The 18 August 2020 coup by Malian military leaders brought an end to the unstable government of Ibrahim Boubacar Keita, widely known by his initials IBK. He had come to power on 22 March 2012 in another military coup which had ended the administration of President Amadou Trouré.
That 2012 coup had highlighted the weakness of the government structures and the narrow geographic base of the administration’s power. This realization led to a revolt in the north of the country led by two rival Tuareg groups as well as Islamist militias of non-Tuareg fighters coming from other Sahel countries and northern Nigeria. Mali was effectively divided into two roughly equal parts, each half about the size of France.

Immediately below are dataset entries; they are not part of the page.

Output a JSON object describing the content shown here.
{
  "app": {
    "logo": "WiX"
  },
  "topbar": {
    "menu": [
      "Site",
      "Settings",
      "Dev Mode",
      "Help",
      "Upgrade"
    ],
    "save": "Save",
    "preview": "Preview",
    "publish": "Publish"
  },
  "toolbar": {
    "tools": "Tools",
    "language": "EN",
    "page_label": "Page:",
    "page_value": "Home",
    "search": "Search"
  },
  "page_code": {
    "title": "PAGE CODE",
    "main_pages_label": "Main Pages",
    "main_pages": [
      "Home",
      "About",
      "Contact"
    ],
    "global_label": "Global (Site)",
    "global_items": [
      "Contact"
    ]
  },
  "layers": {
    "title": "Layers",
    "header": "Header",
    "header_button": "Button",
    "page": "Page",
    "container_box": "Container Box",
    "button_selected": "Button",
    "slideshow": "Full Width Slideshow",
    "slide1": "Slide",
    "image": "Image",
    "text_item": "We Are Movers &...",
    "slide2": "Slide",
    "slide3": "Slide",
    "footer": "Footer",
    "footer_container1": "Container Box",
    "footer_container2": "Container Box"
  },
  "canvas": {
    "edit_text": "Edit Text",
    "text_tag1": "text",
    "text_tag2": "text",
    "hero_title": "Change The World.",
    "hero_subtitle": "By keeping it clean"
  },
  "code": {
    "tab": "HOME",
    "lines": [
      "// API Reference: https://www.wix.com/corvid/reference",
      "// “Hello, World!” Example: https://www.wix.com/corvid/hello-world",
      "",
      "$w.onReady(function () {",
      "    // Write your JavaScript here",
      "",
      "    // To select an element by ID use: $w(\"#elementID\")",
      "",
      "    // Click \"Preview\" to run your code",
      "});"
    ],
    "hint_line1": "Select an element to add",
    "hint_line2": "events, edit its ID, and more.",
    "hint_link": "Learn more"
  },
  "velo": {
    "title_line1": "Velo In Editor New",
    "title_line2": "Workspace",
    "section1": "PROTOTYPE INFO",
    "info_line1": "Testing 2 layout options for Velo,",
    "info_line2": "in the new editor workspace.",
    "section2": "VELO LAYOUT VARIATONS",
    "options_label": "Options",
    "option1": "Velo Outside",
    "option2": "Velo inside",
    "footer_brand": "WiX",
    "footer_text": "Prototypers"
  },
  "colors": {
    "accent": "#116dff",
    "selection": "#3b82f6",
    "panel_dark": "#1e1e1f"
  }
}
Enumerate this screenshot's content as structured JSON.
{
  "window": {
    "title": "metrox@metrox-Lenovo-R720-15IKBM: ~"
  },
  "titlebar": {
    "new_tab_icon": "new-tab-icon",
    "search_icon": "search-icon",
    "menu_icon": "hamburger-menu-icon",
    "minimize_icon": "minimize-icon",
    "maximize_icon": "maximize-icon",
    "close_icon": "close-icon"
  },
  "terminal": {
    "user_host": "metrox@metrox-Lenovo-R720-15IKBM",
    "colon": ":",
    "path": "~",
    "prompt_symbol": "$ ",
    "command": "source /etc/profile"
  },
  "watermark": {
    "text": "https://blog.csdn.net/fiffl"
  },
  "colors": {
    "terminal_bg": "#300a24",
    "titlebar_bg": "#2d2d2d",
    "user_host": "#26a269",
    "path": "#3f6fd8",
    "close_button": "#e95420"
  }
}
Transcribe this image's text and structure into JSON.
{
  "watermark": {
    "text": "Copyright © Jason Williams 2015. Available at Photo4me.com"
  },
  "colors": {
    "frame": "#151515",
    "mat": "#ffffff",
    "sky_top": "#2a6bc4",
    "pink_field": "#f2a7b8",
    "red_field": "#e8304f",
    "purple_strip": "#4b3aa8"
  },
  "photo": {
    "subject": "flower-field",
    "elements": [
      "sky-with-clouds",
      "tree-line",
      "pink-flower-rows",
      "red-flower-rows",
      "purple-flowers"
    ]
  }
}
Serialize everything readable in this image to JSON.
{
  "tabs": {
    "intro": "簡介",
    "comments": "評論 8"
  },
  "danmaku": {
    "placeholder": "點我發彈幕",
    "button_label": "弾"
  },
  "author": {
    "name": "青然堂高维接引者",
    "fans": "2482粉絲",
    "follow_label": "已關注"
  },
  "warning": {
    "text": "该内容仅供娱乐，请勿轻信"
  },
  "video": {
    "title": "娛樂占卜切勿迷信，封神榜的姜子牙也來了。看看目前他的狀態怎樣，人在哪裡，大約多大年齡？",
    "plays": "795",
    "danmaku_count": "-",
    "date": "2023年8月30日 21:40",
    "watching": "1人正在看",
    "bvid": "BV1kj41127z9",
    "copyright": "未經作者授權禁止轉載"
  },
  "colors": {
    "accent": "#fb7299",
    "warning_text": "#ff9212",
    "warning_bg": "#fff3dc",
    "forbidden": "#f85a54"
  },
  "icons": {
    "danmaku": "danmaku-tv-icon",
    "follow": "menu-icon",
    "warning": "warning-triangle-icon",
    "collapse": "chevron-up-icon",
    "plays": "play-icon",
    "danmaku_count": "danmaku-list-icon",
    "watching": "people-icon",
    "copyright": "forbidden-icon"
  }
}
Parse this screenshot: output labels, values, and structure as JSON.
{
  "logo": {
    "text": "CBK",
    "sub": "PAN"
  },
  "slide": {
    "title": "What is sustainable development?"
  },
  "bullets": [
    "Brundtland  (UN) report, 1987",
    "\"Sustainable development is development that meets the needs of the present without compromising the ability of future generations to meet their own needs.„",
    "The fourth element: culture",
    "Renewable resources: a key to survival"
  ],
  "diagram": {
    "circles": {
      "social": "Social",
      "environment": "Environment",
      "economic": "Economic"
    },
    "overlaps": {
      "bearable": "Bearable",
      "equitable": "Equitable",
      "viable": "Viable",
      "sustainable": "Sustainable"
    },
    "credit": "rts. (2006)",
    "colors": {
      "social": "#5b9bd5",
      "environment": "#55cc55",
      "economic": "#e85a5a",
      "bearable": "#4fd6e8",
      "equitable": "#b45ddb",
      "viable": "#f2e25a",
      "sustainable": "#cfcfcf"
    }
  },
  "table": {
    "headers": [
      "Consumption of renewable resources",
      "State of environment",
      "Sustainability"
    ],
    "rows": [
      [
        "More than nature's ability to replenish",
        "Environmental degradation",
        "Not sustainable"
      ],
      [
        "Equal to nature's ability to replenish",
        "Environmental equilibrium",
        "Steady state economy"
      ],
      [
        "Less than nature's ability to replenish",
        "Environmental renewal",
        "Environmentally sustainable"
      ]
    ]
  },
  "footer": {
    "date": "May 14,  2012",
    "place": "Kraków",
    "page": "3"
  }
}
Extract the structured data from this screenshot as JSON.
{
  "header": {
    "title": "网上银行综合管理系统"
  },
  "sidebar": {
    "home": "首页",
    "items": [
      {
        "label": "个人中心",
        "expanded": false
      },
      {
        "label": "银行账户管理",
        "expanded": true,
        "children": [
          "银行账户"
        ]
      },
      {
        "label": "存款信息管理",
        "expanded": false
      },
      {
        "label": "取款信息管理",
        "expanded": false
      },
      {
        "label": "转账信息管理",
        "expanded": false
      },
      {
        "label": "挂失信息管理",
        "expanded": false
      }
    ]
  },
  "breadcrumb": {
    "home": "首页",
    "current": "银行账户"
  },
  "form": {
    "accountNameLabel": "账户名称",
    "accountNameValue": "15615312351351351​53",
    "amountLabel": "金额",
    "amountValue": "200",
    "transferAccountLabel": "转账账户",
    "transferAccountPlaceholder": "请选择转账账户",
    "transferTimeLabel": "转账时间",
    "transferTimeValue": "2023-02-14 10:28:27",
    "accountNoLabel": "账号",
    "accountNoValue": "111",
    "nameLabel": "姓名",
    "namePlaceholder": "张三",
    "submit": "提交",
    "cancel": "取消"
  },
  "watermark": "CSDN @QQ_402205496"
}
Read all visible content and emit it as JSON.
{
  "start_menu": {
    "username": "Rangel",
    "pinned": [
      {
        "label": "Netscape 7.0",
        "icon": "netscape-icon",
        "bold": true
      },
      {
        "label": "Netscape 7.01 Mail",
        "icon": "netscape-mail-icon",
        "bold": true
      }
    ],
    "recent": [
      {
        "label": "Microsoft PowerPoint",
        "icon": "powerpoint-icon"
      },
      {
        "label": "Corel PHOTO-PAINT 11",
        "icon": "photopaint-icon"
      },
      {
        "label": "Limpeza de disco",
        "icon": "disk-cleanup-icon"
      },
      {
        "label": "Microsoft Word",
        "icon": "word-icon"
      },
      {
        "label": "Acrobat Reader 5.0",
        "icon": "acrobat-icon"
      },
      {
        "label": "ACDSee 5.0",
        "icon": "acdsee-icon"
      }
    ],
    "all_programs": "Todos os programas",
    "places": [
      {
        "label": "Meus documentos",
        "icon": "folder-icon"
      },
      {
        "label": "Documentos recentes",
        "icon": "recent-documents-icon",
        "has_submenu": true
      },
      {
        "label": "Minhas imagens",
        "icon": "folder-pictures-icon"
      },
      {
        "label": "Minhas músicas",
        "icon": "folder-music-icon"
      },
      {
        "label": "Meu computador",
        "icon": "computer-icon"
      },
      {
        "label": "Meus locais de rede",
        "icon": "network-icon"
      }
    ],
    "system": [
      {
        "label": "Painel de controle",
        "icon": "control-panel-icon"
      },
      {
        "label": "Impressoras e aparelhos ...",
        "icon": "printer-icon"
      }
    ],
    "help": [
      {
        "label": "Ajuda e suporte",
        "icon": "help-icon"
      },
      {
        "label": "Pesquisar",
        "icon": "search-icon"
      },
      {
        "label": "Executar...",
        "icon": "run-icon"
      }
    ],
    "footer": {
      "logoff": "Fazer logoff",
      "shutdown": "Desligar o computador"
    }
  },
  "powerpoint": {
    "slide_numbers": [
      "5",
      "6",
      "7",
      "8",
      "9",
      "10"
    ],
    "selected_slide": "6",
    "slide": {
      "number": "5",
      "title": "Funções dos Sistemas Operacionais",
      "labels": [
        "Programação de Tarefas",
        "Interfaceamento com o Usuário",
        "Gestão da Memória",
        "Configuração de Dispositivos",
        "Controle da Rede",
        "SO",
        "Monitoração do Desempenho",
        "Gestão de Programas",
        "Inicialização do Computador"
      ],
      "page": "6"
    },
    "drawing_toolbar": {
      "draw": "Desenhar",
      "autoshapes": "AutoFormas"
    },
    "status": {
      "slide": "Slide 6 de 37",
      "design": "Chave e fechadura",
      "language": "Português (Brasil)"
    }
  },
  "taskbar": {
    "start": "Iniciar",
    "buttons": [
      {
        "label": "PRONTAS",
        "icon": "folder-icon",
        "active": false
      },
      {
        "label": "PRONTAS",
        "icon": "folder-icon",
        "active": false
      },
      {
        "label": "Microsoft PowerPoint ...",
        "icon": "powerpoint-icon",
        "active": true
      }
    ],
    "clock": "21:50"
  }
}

French troops from France were sent in January 2013 to prevent an expansion of the territory held by the Tuareg and the Islamists, but were not able to develop a stable administration. Mali had been poorly administered since its independence in 1960.
Economic development had been guided by political and ethnic considerations. During the French colonial period, from the 1890s to 1960, the French administration was based in Dakar, Senegal, a port on the Atlantic with secondary schools, a university, and an educated middle class.
Mali was considered an “outpost” (called French Sudan at the time) and largely governed by the French military more interested in keeping order than in development.
IBK’s administration was widely criticized by much of the population for its incompetence, favoritism, and corruption, especially by family members such as his son Karim Keita. Islamist groups remained powerful in parts of the north and central Mali. The whole Sahel area, in particular the frontier area of Mali, Niger, and Burkina Faso, still has powerful and violent Islamist militias. This instability is an increasing menace to the coastal countries of Togo, Benin and Cote d’Ivoire.
Over the past year, discontent with IBK has led to a loose coalition of opposition groups known by the title M5 -RFP, of which the conservative imam Mahmoudi Dicko is a leading figure.
For the moment, the Mali military leaders have formed the Comité national pour le salut du peuple (the national committee for the salvation of the people). It is led by Col. Assimi Gaita, a special forces leader. The Committee has said it is forming a military-civil transitional government that will lead to elections in nine months.
The challenges facing Mali and the wider Sahel area are great, in large measure linked to the lack of socio-economic development, economic stagnation, and poor administration. The situation is made worse by the consequences of global warming and persistent drought. The military are not trained to be development workers. A broad cooperative effort of all sectors of the population is needed. Will the military be able to develop such a broadly-based cooperative effort? Mali and the Sahel merit close attention.
René Wadlow is president, Association of Global Citizens.